In the heart of Scandinavia, where sometimes weeks may go by without sunlight, two musicians formed a post rock project and named it after a cold war incident involving a Soviet submarine that ran aground on Sweden’s southern coastline. If I stopped right there and cued up a track from their album, you would probably be braced for something heavy, dark, and desolate. What you would not expect are the shimmering guitars, anthemic melodies, and soaring choir voices of ‘The Poet’, the track that opens the album “Dreamer on the Run” by U137.
Of course, I craftily left out that the two musicians are Adam Tornblad and Oscar Gulbrandsen who are also part of Moonlit Sailor, a group that has released three albums of uplifting instrumental music, and that “Dreamer on the Run” is exactly the kind of record they wanted to make.

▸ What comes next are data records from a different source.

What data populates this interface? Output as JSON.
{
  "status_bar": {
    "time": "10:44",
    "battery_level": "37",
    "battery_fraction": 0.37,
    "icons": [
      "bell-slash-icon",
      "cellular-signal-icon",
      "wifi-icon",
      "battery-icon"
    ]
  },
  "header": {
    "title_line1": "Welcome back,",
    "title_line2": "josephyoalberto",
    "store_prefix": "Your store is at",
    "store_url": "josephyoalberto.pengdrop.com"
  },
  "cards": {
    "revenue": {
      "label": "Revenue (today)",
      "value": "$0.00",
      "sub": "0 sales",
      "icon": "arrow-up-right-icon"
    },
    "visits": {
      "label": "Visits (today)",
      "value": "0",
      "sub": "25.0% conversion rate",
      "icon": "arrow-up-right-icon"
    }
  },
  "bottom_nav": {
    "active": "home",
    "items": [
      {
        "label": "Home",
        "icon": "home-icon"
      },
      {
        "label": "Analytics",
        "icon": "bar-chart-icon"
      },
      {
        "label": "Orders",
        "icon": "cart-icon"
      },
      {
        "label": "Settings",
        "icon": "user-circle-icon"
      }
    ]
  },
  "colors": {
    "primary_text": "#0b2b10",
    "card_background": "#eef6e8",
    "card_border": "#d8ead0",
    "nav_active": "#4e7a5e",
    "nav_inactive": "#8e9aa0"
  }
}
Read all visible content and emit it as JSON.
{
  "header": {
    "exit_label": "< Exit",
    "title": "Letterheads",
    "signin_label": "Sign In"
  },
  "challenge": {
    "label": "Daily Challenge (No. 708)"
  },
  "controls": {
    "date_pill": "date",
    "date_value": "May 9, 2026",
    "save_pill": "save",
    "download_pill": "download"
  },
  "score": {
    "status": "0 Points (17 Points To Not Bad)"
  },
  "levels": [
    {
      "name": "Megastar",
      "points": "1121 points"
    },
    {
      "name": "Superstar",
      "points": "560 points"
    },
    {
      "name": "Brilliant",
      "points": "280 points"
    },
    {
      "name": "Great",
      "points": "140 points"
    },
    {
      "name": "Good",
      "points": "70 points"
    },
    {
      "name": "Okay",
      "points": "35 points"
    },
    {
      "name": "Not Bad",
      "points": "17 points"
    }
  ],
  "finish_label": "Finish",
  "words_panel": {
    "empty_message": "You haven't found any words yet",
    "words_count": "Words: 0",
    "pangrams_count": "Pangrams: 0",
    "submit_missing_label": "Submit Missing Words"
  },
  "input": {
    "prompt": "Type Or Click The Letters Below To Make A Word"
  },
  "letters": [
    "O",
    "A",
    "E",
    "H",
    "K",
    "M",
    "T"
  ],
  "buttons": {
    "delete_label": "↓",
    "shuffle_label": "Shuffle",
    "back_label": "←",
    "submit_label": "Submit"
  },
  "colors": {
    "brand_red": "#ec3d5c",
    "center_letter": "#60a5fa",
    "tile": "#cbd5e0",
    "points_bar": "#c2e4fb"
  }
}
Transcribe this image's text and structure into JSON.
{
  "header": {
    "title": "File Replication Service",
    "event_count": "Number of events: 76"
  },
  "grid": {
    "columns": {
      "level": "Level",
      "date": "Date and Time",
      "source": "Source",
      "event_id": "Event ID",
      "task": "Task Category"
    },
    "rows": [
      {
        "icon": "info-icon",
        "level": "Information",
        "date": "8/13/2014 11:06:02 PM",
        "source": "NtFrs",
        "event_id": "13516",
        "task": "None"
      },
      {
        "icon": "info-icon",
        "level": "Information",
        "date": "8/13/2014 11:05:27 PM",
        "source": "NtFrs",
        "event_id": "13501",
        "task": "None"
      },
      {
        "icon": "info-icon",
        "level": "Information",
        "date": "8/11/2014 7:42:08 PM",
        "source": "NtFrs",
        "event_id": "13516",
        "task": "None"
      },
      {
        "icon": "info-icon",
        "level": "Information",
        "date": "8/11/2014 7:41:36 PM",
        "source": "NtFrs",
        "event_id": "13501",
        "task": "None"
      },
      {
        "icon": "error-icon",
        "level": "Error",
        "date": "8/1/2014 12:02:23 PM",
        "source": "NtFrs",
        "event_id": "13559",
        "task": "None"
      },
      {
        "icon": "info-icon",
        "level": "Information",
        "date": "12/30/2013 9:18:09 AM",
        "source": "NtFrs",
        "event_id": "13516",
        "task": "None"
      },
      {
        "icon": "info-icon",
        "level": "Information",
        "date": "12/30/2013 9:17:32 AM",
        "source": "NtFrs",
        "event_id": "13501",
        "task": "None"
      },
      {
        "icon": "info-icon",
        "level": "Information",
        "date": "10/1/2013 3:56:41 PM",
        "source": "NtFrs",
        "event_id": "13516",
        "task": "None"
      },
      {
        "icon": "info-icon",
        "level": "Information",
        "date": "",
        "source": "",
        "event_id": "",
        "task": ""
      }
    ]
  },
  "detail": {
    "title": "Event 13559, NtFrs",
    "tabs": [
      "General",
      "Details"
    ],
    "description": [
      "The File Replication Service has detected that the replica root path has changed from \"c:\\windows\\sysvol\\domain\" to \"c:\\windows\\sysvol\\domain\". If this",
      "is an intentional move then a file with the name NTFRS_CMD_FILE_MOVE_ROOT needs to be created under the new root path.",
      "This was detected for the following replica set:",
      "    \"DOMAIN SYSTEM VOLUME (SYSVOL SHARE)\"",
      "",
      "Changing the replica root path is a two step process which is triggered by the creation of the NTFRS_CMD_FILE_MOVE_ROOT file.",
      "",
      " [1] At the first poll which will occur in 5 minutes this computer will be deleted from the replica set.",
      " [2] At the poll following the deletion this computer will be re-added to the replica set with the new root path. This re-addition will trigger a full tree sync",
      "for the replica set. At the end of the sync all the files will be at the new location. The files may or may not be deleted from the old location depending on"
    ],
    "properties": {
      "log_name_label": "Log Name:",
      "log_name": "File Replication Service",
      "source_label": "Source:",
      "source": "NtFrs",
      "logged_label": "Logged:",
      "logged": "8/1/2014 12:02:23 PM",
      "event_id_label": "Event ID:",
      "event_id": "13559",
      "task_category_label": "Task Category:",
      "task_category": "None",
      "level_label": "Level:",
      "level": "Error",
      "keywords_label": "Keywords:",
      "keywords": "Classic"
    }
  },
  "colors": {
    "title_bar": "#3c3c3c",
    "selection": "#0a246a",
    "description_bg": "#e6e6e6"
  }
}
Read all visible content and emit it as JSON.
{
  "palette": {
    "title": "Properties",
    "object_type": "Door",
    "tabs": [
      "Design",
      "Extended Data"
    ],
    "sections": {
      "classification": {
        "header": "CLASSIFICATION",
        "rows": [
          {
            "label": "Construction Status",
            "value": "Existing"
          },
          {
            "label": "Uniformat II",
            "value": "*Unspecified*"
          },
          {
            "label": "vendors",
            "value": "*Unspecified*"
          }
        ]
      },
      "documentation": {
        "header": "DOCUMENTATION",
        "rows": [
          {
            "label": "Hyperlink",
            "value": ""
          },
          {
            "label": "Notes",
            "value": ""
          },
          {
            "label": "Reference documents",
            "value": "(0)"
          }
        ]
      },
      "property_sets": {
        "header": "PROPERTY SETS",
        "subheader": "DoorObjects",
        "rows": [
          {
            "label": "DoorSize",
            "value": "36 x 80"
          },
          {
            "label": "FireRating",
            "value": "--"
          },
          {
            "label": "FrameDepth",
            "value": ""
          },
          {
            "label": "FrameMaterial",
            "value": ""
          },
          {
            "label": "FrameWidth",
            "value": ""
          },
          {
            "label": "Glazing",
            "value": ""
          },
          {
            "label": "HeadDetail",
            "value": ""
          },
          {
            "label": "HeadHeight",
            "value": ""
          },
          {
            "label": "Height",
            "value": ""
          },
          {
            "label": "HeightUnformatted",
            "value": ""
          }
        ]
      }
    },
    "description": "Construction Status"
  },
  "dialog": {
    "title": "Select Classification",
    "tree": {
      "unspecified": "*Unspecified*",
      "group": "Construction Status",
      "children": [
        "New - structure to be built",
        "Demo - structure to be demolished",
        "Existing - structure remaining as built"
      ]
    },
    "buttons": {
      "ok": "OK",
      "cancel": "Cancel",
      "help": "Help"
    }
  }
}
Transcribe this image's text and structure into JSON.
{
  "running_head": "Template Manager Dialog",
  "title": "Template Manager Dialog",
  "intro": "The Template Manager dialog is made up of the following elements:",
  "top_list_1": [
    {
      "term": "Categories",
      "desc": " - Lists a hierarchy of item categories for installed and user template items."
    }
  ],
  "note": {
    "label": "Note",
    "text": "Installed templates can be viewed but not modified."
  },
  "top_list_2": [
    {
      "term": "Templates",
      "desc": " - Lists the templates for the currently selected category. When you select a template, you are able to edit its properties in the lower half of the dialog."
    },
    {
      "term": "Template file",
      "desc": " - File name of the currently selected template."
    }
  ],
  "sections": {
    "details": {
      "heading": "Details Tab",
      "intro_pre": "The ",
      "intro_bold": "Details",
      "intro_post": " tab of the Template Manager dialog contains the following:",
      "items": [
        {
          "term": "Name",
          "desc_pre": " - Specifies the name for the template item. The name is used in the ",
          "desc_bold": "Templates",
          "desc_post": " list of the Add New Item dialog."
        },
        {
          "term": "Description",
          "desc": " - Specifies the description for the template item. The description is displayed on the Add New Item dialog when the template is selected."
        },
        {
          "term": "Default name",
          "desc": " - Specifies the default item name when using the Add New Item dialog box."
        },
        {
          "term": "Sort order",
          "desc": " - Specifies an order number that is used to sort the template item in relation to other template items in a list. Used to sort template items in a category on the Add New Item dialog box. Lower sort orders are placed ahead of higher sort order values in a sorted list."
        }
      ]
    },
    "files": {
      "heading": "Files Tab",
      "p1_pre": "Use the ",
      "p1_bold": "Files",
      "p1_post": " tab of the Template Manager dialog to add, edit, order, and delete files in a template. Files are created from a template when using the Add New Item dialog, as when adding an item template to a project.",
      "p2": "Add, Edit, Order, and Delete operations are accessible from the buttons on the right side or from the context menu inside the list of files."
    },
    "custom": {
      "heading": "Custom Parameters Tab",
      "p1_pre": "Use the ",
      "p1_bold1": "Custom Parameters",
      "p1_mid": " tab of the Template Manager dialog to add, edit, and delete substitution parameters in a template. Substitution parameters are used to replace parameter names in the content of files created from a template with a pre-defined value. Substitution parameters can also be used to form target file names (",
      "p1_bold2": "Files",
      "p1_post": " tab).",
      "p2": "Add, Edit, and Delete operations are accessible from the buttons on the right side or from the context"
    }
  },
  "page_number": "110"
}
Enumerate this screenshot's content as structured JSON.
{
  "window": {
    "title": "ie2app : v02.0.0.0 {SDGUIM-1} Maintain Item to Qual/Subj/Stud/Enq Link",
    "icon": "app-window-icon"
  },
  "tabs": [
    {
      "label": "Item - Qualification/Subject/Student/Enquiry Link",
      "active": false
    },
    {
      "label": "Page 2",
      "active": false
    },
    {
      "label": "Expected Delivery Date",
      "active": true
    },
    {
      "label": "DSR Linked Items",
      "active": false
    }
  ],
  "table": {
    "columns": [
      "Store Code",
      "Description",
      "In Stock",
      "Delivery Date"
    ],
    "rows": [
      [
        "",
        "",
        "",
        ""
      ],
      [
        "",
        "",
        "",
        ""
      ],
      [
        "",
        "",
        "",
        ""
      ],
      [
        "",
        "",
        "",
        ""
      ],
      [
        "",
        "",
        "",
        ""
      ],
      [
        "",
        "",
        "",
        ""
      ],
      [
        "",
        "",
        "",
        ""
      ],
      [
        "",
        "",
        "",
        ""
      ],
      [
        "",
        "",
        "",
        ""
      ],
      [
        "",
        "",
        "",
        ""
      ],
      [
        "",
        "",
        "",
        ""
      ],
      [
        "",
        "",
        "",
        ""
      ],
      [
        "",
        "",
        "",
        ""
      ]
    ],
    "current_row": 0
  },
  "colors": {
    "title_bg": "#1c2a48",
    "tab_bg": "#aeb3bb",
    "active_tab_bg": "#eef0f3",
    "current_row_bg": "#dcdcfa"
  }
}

According to Adam, “What inspires us is the thought of making THE perfect song, a timeless masterpiece of sorts. Dreamer is about as personal as an album gets. We wrote the music while living together directly after we had both ended long-term relationships. We shared the same vision about the album…to make our listeners feel inspired. The album title refers to those ‘dreamers’ among us who are ‘on the run’ from an ordinary, boring existence”.
By the standard that Adam and Oscar set for themselves, the album is an unqualified success. Leave your angst, melancholy, and anger at the door. “Dreamer on the Run” is the sound of the first road trip of the summer or a deep breath of ocean air on a sunny day at the beach. The opening tracks, ‘The Poet’ and ‘Watching the Storm’, set the tone both thematically and musically to tee up what I consider the ‘home run’ of the album, the resplendent ‘Pearl Lakes’. It is a stadium-ready song with an introduction would not sound out of place at a U2 concert (including Edge like guitars) and is full of interesting progressions and melodic surprises.
After ‘Pearl Lakes’, the album shifts back down into a lower gear with a stretch of more atmospheric tunes which are largely absent of percussion, including the sentimental ‘Let Me Keep This Memory’, the searching ‘Varburg’, and the transcendent ‘Midsummer Field’. The energy level climbs again on ‘Sliding Doors’ which leads off with strumming acoustic guitars and a soaring e-bow and ends on a powerful, anthemic crescendo. Finally, there is a just a touch of melancholy in the short ‘The Nostalgic Tune’ before the album ends strongly on the title track, which peaks triumphantly in a swirl of guitars, strings, and synths before the delicate outro reprises the melody with just the chimes of the glockenspiel.
One has to admire the way that the guys reached inside themselves during what could have been a dark time in their lives to create music that is exuberant and optimistic and, unlike the namesake of the band, unsinkable. It has an unabashedly romantic spirit and delivers everything it promises on the tin. The U137 submarine may have run aground 30 years ago, but U137, the band, is headed for open waters with not a cloud in the sky.